The upstart is emerging as one of the loudest independent voices in the late stages of the campaign.

The group, formed this year with money from pharmaceutical executives, has spent about $1.4 million on cable TV ads since mid-September, and new ads keep coming. That dollar figure, estimated by the Campaign Media Analysis Group, puts RightChange as one of the most prominent anti-Obama groups out there these days, blowing away the amount of airtime bought by such liberal groups as, Planned Parenthood and Defenders of Wildlife Action Fund.

In fact, RightChange has carved out a niche as the main group attacking Obama on tax policy — as opposed to the Iraq war (Vets for Freedom's terrain) or controversial associations (American Issues Project) or abortion (Committee for Truth in Politics.)

Pharmaceutical Product Development CEO Fred Eshelman is so opposed to higher taxes, he dumped another $1.7 million into RightChange this month. That brings his total generosity to nearly $4.5 million. PPD's chair, Ernest Mario, has given $1 million. And last month a third executive chipped in. Robert Ingram, vice chair of pharmaceuticals for GlaxoSmithKline, gave $10,000.

One of RightChange's new ads says Obama's tax plan will "punish small businesses," echoing a talking point that McCain hammered over and over in the final presidential debate.

Another ad says...

...Obama's tax plan will "punish seniors." It features a husband convincing his wife that Obama's plan is a bad one. "Change?" the woman says. "I didn't realize the cost.
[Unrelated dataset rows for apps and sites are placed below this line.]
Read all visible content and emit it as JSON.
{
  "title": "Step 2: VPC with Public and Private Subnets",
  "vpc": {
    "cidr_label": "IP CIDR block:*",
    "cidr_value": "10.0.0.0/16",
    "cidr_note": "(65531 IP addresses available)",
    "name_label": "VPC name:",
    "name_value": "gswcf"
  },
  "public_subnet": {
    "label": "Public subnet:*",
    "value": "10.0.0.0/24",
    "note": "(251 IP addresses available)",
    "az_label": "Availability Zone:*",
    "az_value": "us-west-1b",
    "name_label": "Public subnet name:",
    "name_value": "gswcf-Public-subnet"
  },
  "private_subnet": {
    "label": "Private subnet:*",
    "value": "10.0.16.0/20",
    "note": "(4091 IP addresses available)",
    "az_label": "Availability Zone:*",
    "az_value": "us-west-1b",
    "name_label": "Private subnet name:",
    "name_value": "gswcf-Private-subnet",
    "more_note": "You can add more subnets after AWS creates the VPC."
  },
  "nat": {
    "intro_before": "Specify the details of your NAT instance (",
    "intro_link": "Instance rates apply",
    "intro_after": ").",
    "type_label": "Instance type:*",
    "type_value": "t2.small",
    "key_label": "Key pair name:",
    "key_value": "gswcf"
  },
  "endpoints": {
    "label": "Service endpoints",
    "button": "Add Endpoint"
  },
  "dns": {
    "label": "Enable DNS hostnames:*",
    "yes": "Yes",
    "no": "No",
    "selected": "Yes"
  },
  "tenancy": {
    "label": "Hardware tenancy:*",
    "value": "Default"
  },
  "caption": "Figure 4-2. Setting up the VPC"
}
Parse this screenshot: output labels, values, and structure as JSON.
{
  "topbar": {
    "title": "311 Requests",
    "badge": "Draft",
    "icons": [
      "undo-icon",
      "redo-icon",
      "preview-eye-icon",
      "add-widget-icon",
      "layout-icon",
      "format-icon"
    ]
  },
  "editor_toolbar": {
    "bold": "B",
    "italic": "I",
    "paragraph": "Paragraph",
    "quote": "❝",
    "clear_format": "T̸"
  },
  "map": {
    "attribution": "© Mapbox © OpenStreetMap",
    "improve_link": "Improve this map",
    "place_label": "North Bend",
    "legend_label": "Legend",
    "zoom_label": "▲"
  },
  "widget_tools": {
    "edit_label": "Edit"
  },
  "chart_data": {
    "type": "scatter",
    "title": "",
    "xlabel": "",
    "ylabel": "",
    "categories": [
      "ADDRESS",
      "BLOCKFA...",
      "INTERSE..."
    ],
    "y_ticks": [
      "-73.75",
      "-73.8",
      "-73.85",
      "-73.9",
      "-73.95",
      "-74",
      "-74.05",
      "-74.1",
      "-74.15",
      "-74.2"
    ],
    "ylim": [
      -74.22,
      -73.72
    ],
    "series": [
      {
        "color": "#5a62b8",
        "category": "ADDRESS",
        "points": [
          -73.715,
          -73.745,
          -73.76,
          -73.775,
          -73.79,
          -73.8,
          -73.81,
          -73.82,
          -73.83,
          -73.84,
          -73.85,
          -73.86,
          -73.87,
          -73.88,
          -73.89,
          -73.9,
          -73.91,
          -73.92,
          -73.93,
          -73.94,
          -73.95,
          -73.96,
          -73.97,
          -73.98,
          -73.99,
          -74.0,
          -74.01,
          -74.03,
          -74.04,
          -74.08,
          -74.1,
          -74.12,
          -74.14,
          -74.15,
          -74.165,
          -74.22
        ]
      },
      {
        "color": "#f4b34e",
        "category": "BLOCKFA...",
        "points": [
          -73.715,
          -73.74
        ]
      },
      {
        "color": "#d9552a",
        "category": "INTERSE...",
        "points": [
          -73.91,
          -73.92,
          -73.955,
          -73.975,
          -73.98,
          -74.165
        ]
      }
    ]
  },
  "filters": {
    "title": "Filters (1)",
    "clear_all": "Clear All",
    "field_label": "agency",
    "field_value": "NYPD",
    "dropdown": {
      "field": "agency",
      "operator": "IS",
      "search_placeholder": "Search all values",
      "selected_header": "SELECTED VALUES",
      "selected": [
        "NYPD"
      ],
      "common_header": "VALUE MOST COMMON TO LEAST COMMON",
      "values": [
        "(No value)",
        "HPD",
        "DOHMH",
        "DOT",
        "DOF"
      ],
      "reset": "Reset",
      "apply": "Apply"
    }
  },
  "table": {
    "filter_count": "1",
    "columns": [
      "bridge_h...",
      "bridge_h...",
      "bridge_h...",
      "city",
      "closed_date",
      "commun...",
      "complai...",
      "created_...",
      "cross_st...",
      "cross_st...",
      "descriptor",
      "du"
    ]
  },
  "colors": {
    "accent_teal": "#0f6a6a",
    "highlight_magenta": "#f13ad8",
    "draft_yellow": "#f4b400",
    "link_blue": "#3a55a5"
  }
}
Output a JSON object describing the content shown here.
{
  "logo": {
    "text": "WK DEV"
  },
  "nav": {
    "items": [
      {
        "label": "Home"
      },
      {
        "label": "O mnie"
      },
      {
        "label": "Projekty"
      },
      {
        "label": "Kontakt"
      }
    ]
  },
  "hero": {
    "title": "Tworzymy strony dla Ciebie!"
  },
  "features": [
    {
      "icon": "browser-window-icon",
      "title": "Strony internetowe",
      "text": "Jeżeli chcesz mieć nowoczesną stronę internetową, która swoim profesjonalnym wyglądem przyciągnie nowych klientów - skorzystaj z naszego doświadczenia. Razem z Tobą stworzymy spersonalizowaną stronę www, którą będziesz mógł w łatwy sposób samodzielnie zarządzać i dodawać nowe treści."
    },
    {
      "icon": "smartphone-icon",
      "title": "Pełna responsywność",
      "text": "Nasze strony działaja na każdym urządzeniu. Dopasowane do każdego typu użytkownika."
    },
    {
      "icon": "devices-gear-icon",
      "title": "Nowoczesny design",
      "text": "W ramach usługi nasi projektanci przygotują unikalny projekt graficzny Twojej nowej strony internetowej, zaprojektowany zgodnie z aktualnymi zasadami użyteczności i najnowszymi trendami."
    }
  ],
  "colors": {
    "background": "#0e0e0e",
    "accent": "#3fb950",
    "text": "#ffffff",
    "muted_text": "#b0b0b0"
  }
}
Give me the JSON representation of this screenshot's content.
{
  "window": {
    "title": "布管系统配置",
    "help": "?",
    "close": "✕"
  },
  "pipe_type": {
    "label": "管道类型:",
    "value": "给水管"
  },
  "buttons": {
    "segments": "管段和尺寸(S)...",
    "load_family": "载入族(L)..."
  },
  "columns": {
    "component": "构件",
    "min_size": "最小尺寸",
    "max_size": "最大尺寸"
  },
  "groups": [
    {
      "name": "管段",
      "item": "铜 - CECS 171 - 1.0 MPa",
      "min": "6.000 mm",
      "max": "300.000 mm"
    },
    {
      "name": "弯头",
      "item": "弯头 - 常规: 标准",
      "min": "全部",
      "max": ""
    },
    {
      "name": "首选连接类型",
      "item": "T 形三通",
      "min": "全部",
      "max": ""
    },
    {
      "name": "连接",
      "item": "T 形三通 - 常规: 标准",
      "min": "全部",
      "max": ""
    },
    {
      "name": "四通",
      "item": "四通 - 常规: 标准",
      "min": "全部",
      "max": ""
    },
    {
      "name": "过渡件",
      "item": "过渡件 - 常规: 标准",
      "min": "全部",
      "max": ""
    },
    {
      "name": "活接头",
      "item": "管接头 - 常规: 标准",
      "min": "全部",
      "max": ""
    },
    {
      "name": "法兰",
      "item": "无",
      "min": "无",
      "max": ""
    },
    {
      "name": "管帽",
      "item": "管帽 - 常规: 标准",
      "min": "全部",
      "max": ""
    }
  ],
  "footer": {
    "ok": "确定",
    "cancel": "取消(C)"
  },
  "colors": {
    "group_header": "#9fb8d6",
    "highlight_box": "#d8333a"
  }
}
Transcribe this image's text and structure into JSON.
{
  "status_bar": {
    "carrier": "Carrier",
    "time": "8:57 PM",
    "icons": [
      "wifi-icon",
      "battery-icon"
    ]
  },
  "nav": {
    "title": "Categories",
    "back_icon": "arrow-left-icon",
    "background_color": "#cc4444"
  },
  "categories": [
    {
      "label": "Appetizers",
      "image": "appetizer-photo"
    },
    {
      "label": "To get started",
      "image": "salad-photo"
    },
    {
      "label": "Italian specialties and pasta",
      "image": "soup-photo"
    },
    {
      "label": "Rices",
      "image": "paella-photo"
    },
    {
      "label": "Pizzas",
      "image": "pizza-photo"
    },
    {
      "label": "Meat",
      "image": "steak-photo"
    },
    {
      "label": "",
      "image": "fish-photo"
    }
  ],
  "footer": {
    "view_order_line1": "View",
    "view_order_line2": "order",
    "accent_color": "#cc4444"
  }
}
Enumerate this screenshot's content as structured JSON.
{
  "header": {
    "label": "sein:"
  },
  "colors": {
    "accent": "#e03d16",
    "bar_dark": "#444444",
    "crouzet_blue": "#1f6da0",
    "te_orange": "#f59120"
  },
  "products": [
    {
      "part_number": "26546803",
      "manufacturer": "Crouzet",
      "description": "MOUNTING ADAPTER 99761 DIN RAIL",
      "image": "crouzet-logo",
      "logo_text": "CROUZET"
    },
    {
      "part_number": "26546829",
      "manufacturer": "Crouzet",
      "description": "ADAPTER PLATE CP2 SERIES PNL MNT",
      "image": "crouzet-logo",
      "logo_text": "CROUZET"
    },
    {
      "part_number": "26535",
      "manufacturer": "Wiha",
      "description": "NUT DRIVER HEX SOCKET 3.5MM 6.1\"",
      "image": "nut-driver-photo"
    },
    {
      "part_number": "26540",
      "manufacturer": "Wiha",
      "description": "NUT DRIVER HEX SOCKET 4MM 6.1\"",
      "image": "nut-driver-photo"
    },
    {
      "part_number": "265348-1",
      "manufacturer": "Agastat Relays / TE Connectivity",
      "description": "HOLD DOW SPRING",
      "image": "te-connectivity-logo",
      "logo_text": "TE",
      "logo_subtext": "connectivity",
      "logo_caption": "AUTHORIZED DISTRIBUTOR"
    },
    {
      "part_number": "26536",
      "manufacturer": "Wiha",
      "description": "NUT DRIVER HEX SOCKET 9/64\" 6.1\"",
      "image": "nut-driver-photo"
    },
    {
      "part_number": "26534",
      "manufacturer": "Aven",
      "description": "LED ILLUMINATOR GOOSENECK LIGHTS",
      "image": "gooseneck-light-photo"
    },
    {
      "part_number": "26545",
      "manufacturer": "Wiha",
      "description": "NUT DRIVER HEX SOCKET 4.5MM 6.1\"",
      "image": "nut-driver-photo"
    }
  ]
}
How much we'd pay.", by the way, says the "vast majority" of seniors and small businesses "would see their taxes go down under Obama's actual plan."

Eshelman, Mario, Ingram and their not-small businesses, however, would definitely see higher taxes.